Directions for this task => Would you please repeat the data exactly as given?
....................
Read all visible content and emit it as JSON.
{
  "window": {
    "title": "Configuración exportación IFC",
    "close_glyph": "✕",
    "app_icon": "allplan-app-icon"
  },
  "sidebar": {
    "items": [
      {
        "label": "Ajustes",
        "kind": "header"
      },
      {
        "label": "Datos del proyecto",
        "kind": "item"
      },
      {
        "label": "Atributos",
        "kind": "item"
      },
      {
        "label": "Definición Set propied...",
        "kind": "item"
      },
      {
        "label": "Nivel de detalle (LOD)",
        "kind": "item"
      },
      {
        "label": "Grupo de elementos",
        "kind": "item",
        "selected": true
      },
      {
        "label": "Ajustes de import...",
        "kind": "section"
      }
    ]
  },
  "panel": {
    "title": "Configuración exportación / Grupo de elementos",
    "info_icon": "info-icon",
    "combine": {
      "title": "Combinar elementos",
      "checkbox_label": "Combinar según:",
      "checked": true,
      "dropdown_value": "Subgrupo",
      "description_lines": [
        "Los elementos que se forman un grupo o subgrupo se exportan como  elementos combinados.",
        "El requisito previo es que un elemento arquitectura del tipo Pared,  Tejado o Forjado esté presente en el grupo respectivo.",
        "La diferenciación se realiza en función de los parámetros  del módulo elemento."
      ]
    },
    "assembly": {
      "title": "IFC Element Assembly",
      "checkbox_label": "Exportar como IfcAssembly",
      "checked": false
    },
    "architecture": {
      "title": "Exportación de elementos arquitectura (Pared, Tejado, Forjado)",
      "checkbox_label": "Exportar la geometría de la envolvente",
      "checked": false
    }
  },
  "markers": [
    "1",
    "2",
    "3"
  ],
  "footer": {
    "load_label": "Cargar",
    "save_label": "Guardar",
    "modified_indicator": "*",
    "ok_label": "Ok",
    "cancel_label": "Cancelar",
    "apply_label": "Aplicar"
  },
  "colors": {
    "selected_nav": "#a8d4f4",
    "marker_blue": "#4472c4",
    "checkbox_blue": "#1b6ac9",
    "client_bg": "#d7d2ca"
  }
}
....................
Finished task =>
Read all visible content and emit it as JSON.
{
  "window": {
    "title": "Configuración exportación IFC",
    "close_glyph": "✕",
    "app_icon": "allplan-app-icon"
  },
  "sidebar": {
    "items": [
      {
        "label": "Ajustes",
        "kind": "header"
      },
      {
        "label": "Datos del proyecto",
        "kind": "item"
      },
      {
        "label": "Atributos",
        "kind": "item"
      },
      {
        "label": "Definición Set propied...",
        "kind": "item"
      },
      {
        "label": "Nivel de detalle (LOD)",
        "kind": "item"
      },
      {
        "label": "Grupo de elementos",
        "kind": "item",
        "selected": true
      },
      {
        "label": "Ajustes de import...",
        "kind": "section"
      }
    ]
  },
  "panel": {
    "title": "Configuración exportación / Grupo de elementos",
    "info_icon": "info-icon",
    "combine": {
      "title": "Combinar elementos",
      "checkbox_label": "Combinar según:",
      "checked": true,
      "dropdown_value": "Subgrupo",
      "description_lines": [
        "Los elementos que se forman un grupo o subgrupo se exportan como  elementos combinados.",
        "El requisito previo es que un elemento arquitectura del tipo Pared,  Tejado o Forjado esté presente en el grupo respectivo.",
        "La diferenciación se realiza en función de los parámetros  del módulo elemento."
      ]
    },
    "assembly": {
      "title": "IFC Element Assembly",
      "checkbox_label": "Exportar como IfcAssembly",
      "checked": false
    },
    "architecture": {
      "title": "Exportación de elementos arquitectura (Pared, Tejado, Forjado)",
      "checkbox_label": "Exportar la geometría de la envolvente",
      "checked": false
    }
  },
  "markers": [
    "1",
    "2",
    "3"
  ],
  "footer": {
    "load_label": "Cargar",
    "save_label": "Guardar",
    "modified_indicator": "*",
    "ok_label": "Ok",
    "cancel_label": "Cancelar",
    "apply_label": "Aplicar"
  },
  "colors": {
    "selected_nav": "#a8d4f4",
    "marker_blue": "#4472c4",
    "checkbox_blue": "#1b6ac9",
    "client_bg": "#d7d2ca"
  }
}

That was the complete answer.